Dedicated in advancing the education of design for students here in Hong Kong; the HKDI has constantly been hosting workshops and exhibitions by artists from around the world for their students and the public to see and participate in. Opening from the 4th of December to the 14th of February 2014; the HKDI Gallery is hosting an all new solo exhibition featuring Belgian architect and designer Charles Kaisin’s series of works based on themes of motion and recycling created from 1999 until 2013.



Well known for his use of sustainable and contemporary design; Charles Kaisin has been awarded the Most Innovative Object Prize at the Montreal Design Fair. From then on, he has been creating collaborative products with brands and was commissioned to design housewares item for the Royal Family.

Recognized for the honeycomb structure he constantly relates to in this works; the entrance of the exhibition was filled with colorful K- benches designed in 2005.

Tainted with different colors; the static connotation of a chair is completely redefined by his K Bench. Flowing with its extendable structure; it has been given the ability to be transformed into a linked bench by a simple pull and stretch, or into a stool by clipping it ends together with a metal clip.

By joining several of these 300 cm long benches together; a visual impacting interior object sways across the floor forming a versatile and engaging piece of artwork.


Apart from intriguing audiences by encouraging interaction through the motions that can be induced into his works; he also involved different people during the production process for his particular works. The chair made from newspaper strips has been used and sat on by himself for the past year; and as sturdy as it is, it also encompasses an interesting story behind. Made with magazines he has collected for 2 years; the materials were passed into the hands of 200 prisoners for them to hand cut each page into long thin strips of paper for application and resembling into a chair.

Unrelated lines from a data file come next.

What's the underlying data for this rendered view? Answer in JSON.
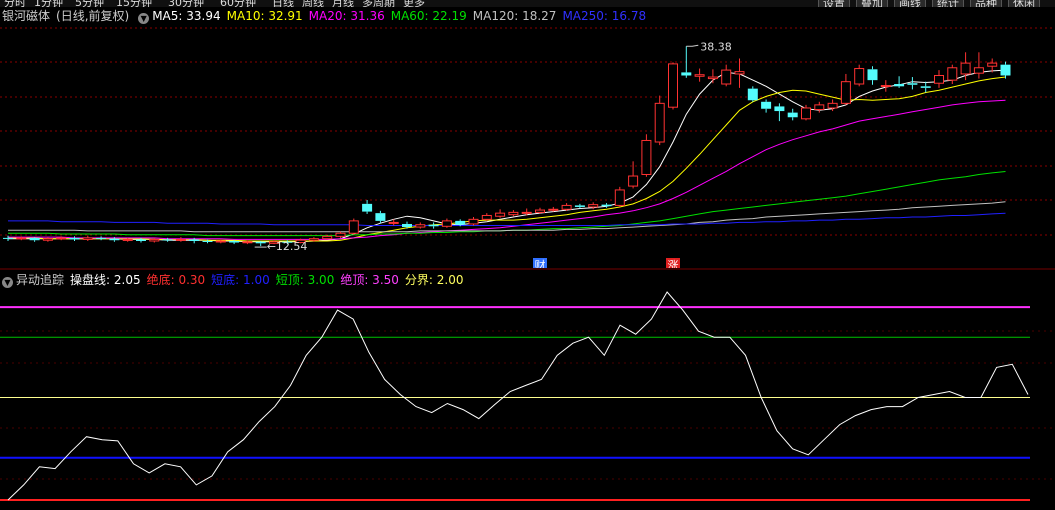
{
  "top_tabs": [
    "分时",
    "1分钟",
    "5分钟",
    "15分钟",
    "30分钟",
    "60分钟",
    "日线",
    "周线",
    "月线",
    "多周期",
    "更多"
  ],
  "right_tabs": [
    "设置",
    "叠加",
    "画线",
    "统计",
    "品种",
    "休闲"
  ],
  "stock": {
    "name": "银河磁体",
    "period": "(日线,前复权)"
  },
  "colors": {
    "up": "#ff3232",
    "down": "#54fcfc",
    "ma5": "#ffffff",
    "ma10": "#ffff00",
    "ma20": "#ff00ff",
    "ma60": "#00e000",
    "ma120": "#c0c0c0",
    "ma250": "#2020ff"
  },
  "main_legend": [
    {
      "label": "MA5: 33.94",
      "color": "#ffffff"
    },
    {
      "label": "MA10: 32.91",
      "color": "#ffff00"
    },
    {
      "label": "MA20: 31.36",
      "color": "#ff00ff"
    },
    {
      "label": "MA60: 22.19",
      "color": "#00e000"
    },
    {
      "label": "MA120: 18.27",
      "color": "#c0c0c0"
    },
    {
      "label": "MA250: 16.78",
      "color": "#3030ff"
    }
  ],
  "sub_legend": {
    "title": "异动追踪",
    "items": [
      {
        "label": "操盘线: 2.05",
        "color": "#ffffff"
      },
      {
        "label": "绝底: 0.30",
        "color": "#ff3030"
      },
      {
        "label": "短底: 1.00",
        "color": "#2020ff"
      },
      {
        "label": "短顶: 3.00",
        "color": "#00e000"
      },
      {
        "label": "绝顶: 3.50",
        "color": "#ff40ff"
      },
      {
        "label": "分界: 2.00",
        "color": "#ffff60"
      }
    ]
  },
  "chart_data": [
    {
      "type": "candlestick",
      "title": "银河磁体(日线,前复权)",
      "ylim": [
        11,
        41
      ],
      "annotations": [
        {
          "text": "38.38",
          "index": 51
        },
        {
          "text": "12.54",
          "index": 19
        }
      ],
      "event_markers": [
        {
          "text": "财",
          "index": 40,
          "color": "#3070ff"
        },
        {
          "text": "涨",
          "index": 50,
          "color": "#e02020"
        }
      ],
      "candles": [
        [
          13.6,
          13.5,
          13.9,
          13.2
        ],
        [
          13.5,
          13.6,
          13.8,
          13.3
        ],
        [
          13.6,
          13.3,
          13.7,
          13.1
        ],
        [
          13.3,
          13.5,
          13.7,
          13.1
        ],
        [
          13.5,
          13.6,
          13.8,
          13.3
        ],
        [
          13.6,
          13.4,
          13.8,
          13.2
        ],
        [
          13.4,
          13.6,
          13.9,
          13.2
        ],
        [
          13.6,
          13.5,
          13.8,
          13.3
        ],
        [
          13.5,
          13.3,
          13.7,
          13.1
        ],
        [
          13.3,
          13.4,
          13.6,
          13.1
        ],
        [
          13.4,
          13.2,
          13.6,
          13.0
        ],
        [
          13.2,
          13.4,
          13.6,
          13.0
        ],
        [
          13.4,
          13.3,
          13.6,
          13.1
        ],
        [
          13.3,
          13.4,
          13.7,
          13.1
        ],
        [
          13.4,
          13.2,
          13.6,
          12.9
        ],
        [
          13.2,
          13.1,
          13.4,
          12.9
        ],
        [
          13.1,
          13.2,
          13.4,
          12.9
        ],
        [
          13.2,
          13.0,
          13.3,
          12.8
        ],
        [
          13.0,
          13.1,
          13.3,
          12.8
        ],
        [
          13.1,
          12.9,
          13.2,
          12.54
        ],
        [
          12.9,
          13.1,
          13.3,
          12.8
        ],
        [
          13.1,
          13.0,
          13.3,
          12.8
        ],
        [
          13.0,
          13.3,
          13.5,
          12.9
        ],
        [
          13.3,
          13.5,
          13.7,
          13.1
        ],
        [
          13.5,
          13.8,
          14.0,
          13.4
        ],
        [
          13.8,
          14.2,
          14.4,
          13.6
        ],
        [
          14.2,
          15.8,
          16.1,
          14.0
        ],
        [
          18.0,
          17.0,
          18.5,
          16.7
        ],
        [
          16.8,
          15.8,
          17.1,
          15.5
        ],
        [
          15.5,
          15.6,
          16.0,
          15.2
        ],
        [
          15.4,
          15.0,
          15.7,
          14.8
        ],
        [
          15.0,
          15.3,
          15.6,
          14.8
        ],
        [
          15.3,
          15.1,
          15.6,
          14.8
        ],
        [
          15.1,
          15.8,
          16.1,
          14.9
        ],
        [
          15.8,
          15.3,
          16.0,
          15.1
        ],
        [
          15.4,
          16.0,
          16.3,
          15.2
        ],
        [
          16.0,
          16.5,
          16.8,
          15.8
        ],
        [
          16.4,
          16.8,
          17.3,
          16.2
        ],
        [
          16.6,
          16.9,
          17.2,
          16.4
        ],
        [
          16.8,
          16.9,
          17.4,
          16.5
        ],
        [
          16.9,
          17.2,
          17.5,
          16.7
        ],
        [
          17.2,
          17.3,
          17.6,
          17.0
        ],
        [
          17.3,
          17.8,
          18.1,
          17.1
        ],
        [
          17.8,
          17.6,
          18.0,
          17.4
        ],
        [
          17.6,
          17.9,
          18.2,
          17.3
        ],
        [
          17.9,
          17.7,
          18.1,
          17.5
        ],
        [
          17.8,
          19.8,
          20.2,
          17.6
        ],
        [
          20.3,
          21.6,
          23.5,
          20.0
        ],
        [
          21.8,
          26.2,
          27.0,
          21.5
        ],
        [
          26.0,
          31.0,
          32.0,
          25.6
        ],
        [
          30.5,
          36.1,
          36.3,
          30.2
        ],
        [
          35.0,
          34.6,
          38.38,
          34.3
        ],
        [
          34.5,
          34.7,
          35.5,
          33.8
        ],
        [
          34.2,
          34.4,
          35.4,
          33.6
        ],
        [
          33.5,
          35.3,
          36.0,
          33.2
        ],
        [
          34.8,
          35.1,
          36.8,
          33.0
        ],
        [
          32.9,
          31.4,
          33.2,
          31.2
        ],
        [
          31.2,
          30.3,
          31.5,
          29.8
        ],
        [
          30.6,
          30.0,
          31.0,
          28.7
        ],
        [
          29.8,
          29.2,
          30.3,
          28.8
        ],
        [
          29.0,
          30.4,
          30.8,
          28.8
        ],
        [
          30.2,
          30.8,
          31.2,
          29.8
        ],
        [
          30.4,
          31.0,
          31.5,
          30.0
        ],
        [
          31.0,
          33.8,
          34.8,
          30.8
        ],
        [
          33.5,
          35.5,
          36.0,
          33.2
        ],
        [
          35.4,
          34.0,
          35.8,
          33.4
        ],
        [
          33.2,
          33.3,
          34.0,
          32.5
        ],
        [
          33.5,
          33.2,
          34.5,
          33.0
        ],
        [
          33.6,
          33.4,
          34.4,
          32.8
        ],
        [
          33.2,
          33.0,
          33.8,
          32.4
        ],
        [
          33.6,
          34.6,
          35.3,
          33.0
        ],
        [
          34.0,
          35.6,
          36.0,
          33.5
        ],
        [
          34.8,
          36.2,
          37.6,
          34.0
        ],
        [
          34.9,
          35.6,
          37.6,
          34.2
        ],
        [
          35.8,
          36.2,
          36.8,
          35.0
        ],
        [
          36.0,
          34.6,
          36.4,
          34.2
        ]
      ],
      "ma": {
        "MA5": [
          13.5,
          13.5,
          13.5,
          13.5,
          13.5,
          13.5,
          13.5,
          13.5,
          13.5,
          13.4,
          13.4,
          13.4,
          13.3,
          13.3,
          13.3,
          13.3,
          13.2,
          13.2,
          13.1,
          13.1,
          13.1,
          13.1,
          13.1,
          13.2,
          13.3,
          13.5,
          14.1,
          14.9,
          15.5,
          16.0,
          16.4,
          16.2,
          15.8,
          15.4,
          15.3,
          15.5,
          15.7,
          16.0,
          16.3,
          16.6,
          16.8,
          17.0,
          17.2,
          17.4,
          17.5,
          17.7,
          18.1,
          18.9,
          20.5,
          22.8,
          26.0,
          29.6,
          32.2,
          34.0,
          35.0,
          34.8,
          34.0,
          33.2,
          32.2,
          31.2,
          30.3,
          30.1,
          30.3,
          30.8,
          31.9,
          32.6,
          33.1,
          33.4,
          33.8,
          33.7,
          33.8,
          34.0,
          34.6,
          35.0,
          35.2,
          35.3
        ],
        "MA10": [
          13.6,
          13.6,
          13.6,
          13.5,
          13.5,
          13.5,
          13.5,
          13.5,
          13.5,
          13.5,
          13.5,
          13.4,
          13.4,
          13.4,
          13.4,
          13.3,
          13.3,
          13.3,
          13.2,
          13.2,
          13.2,
          13.2,
          13.2,
          13.2,
          13.2,
          13.3,
          13.6,
          14.0,
          14.3,
          14.6,
          14.9,
          15.1,
          15.3,
          15.4,
          15.6,
          15.8,
          15.9,
          15.9,
          15.9,
          16.0,
          16.2,
          16.4,
          16.6,
          16.9,
          17.1,
          17.3,
          17.6,
          18.0,
          18.7,
          19.6,
          20.9,
          22.6,
          24.4,
          26.3,
          28.2,
          30.1,
          31.2,
          31.9,
          32.4,
          32.7,
          32.6,
          32.2,
          31.8,
          31.4,
          31.5,
          31.4,
          31.5,
          31.6,
          31.9,
          32.4,
          32.7,
          33.1,
          33.5,
          33.9,
          34.2,
          34.4
        ],
        "MA20": [
          13.7,
          13.7,
          13.7,
          13.7,
          13.7,
          13.6,
          13.6,
          13.6,
          13.6,
          13.6,
          13.6,
          13.6,
          13.5,
          13.5,
          13.5,
          13.5,
          13.5,
          13.4,
          13.4,
          13.4,
          13.4,
          13.4,
          13.4,
          13.4,
          13.4,
          13.5,
          13.6,
          13.7,
          13.9,
          14.0,
          14.2,
          14.3,
          14.4,
          14.5,
          14.6,
          14.7,
          14.8,
          14.9,
          15.1,
          15.3,
          15.5,
          15.7,
          15.9,
          16.1,
          16.3,
          16.6,
          16.8,
          17.1,
          17.5,
          18.0,
          18.7,
          19.5,
          20.4,
          21.3,
          22.2,
          23.2,
          24.1,
          25.0,
          25.7,
          26.3,
          26.8,
          27.3,
          27.7,
          28.2,
          28.7,
          29.0,
          29.3,
          29.6,
          29.9,
          30.2,
          30.5,
          30.8,
          31.0,
          31.2,
          31.3,
          31.4
        ],
        "MA60": [
          14.2,
          14.2,
          14.2,
          14.2,
          14.1,
          14.1,
          14.1,
          14.1,
          14.1,
          14.0,
          14.0,
          14.0,
          14.0,
          14.0,
          14.0,
          13.9,
          13.9,
          13.9,
          13.9,
          13.9,
          13.9,
          13.9,
          13.9,
          13.9,
          13.9,
          13.9,
          14.0,
          14.0,
          14.1,
          14.1,
          14.2,
          14.2,
          14.3,
          14.3,
          14.4,
          14.4,
          14.5,
          14.5,
          14.6,
          14.6,
          14.7,
          14.8,
          14.8,
          14.9,
          15.0,
          15.1,
          15.2,
          15.4,
          15.6,
          15.8,
          16.1,
          16.4,
          16.7,
          17.0,
          17.2,
          17.4,
          17.6,
          17.8,
          18.0,
          18.2,
          18.4,
          18.6,
          18.8,
          19.0,
          19.3,
          19.6,
          19.9,
          20.2,
          20.5,
          20.8,
          21.1,
          21.3,
          21.5,
          21.8,
          22.0,
          22.19
        ],
        "MA120": [
          14.6,
          14.6,
          14.6,
          14.6,
          14.6,
          14.6,
          14.5,
          14.5,
          14.5,
          14.5,
          14.5,
          14.5,
          14.5,
          14.5,
          14.4,
          14.4,
          14.4,
          14.4,
          14.4,
          14.4,
          14.4,
          14.4,
          14.4,
          14.4,
          14.4,
          14.4,
          14.4,
          14.4,
          14.4,
          14.4,
          14.4,
          14.5,
          14.5,
          14.5,
          14.5,
          14.5,
          14.5,
          14.5,
          14.6,
          14.6,
          14.6,
          14.6,
          14.7,
          14.7,
          14.8,
          14.8,
          14.9,
          15.0,
          15.1,
          15.2,
          15.3,
          15.4,
          15.6,
          15.7,
          15.9,
          16.0,
          16.1,
          16.3,
          16.4,
          16.5,
          16.6,
          16.7,
          16.8,
          16.9,
          17.0,
          17.1,
          17.2,
          17.3,
          17.5,
          17.6,
          17.7,
          17.8,
          17.9,
          18.0,
          18.1,
          18.27
        ],
        "MA250": [
          15.8,
          15.8,
          15.8,
          15.8,
          15.7,
          15.7,
          15.7,
          15.7,
          15.6,
          15.6,
          15.6,
          15.6,
          15.5,
          15.5,
          15.5,
          15.5,
          15.4,
          15.4,
          15.4,
          15.4,
          15.3,
          15.3,
          15.3,
          15.3,
          15.3,
          15.3,
          15.3,
          15.2,
          15.2,
          15.2,
          15.2,
          15.2,
          15.2,
          15.2,
          15.2,
          15.2,
          15.2,
          15.2,
          15.2,
          15.2,
          15.2,
          15.2,
          15.2,
          15.2,
          15.2,
          15.2,
          15.3,
          15.3,
          15.3,
          15.3,
          15.4,
          15.4,
          15.4,
          15.5,
          15.5,
          15.6,
          15.6,
          15.7,
          15.7,
          15.8,
          15.8,
          15.9,
          15.9,
          16.0,
          16.0,
          16.1,
          16.2,
          16.2,
          16.3,
          16.3,
          16.4,
          16.5,
          16.5,
          16.6,
          16.7,
          16.78
        ]
      }
    },
    {
      "type": "line",
      "title": "异动追踪",
      "ylim": [
        0.2,
        4.2
      ],
      "levels": [
        {
          "name": "绝底",
          "value": 0.3,
          "color": "#ff2020"
        },
        {
          "name": "短底",
          "value": 1.0,
          "color": "#1010ff"
        },
        {
          "name": "分界",
          "value": 2.0,
          "color": "#ffff90"
        },
        {
          "name": "短顶",
          "value": 3.0,
          "color": "#00c000"
        },
        {
          "name": "绝顶",
          "value": 3.5,
          "color": "#ff30ff"
        }
      ],
      "series": [
        {
          "name": "操盘线",
          "color": "#ffffff",
          "values": [
            0.3,
            0.55,
            0.85,
            0.82,
            1.1,
            1.35,
            1.3,
            1.28,
            0.9,
            0.75,
            0.9,
            0.85,
            0.55,
            0.7,
            1.1,
            1.3,
            1.6,
            1.85,
            2.2,
            2.7,
            3.0,
            3.45,
            3.3,
            2.75,
            2.3,
            2.05,
            1.85,
            1.75,
            1.9,
            1.8,
            1.65,
            1.88,
            2.1,
            2.2,
            2.3,
            2.7,
            2.9,
            3.0,
            2.7,
            3.2,
            3.05,
            3.3,
            3.75,
            3.45,
            3.1,
            3.0,
            3.0,
            2.7,
            2.0,
            1.45,
            1.15,
            1.05,
            1.3,
            1.55,
            1.7,
            1.8,
            1.85,
            1.85,
            2.0,
            2.05,
            2.1,
            2.0,
            2.0,
            2.5,
            2.55,
            2.05
          ]
        }
      ]
    }
  ]
}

He also experiments with various materials; with one chair made with furry tassels that reassembles a huge teddy bear’s hug when sat on.

The only product that can be purchased this time round is his Delvaux Bag, which is offered at a limited pieces of 100. Made by cutting intricate lines on supple leather; the bag develop its own shape through time after contents have been carried in the bag.

Also encompassing his signature honeycomb shape; the bag is minimalistic yet very unique in its change of appearance through time.

The walk through the exhibition itself was also a sort of performance art as wooden boards on the floor were deliberately made unstable so that guests can affect the status of the glass bottles lined on the shelves. Instead of quietly going through the venue like how usual art shows are like; we were constantly being accompanied by sounds of falling and breaking glass. This design has been taken from the Terremoto ‘ Earthquake’ project by Spanish artist Tere Recarens; where the reaction of the public is greatly valued over the results of the glass object, rendering the border between what is considered as art and non- art.

Aside from that, a mosaic inspired installation also took space against the wall in the gallery. Instead of using the usual mosaic materials to create an image; Charles Kaisin has wrapped felt fabric onto tiles and calculated the color placement in order to recreate a ‘blurry’ version of the initial image such as traditional paintings or landscapes.

Pixels, 2009 depicts an image of a wild countryside with varied color tiles.

Mentioned previously, brands such as Hermés has commissioned him in making products with the brand; as well as a series of reversible earthen ware dishes for the Royal Family titles Royal Boch Dishes, 2004.

Charles Kaisin is also a guest speaker at the HKDI, educating and widening the scope of student’s imagination for product design.Together, they have experimented with constructing 3 dimensional shapes with simple materials such as wooden sticks, glue and elastic band.

Student works are also showcased within the exhibition. One particular lamp shade was also redeveloped into a finalized product.

Visit the exhibition at HKDI to experience the real motion and sustainability behind Charles Kaisin’s works.

3 King Ling Road, Tseung Kwan O, N.T.


Written by Joyce Tsang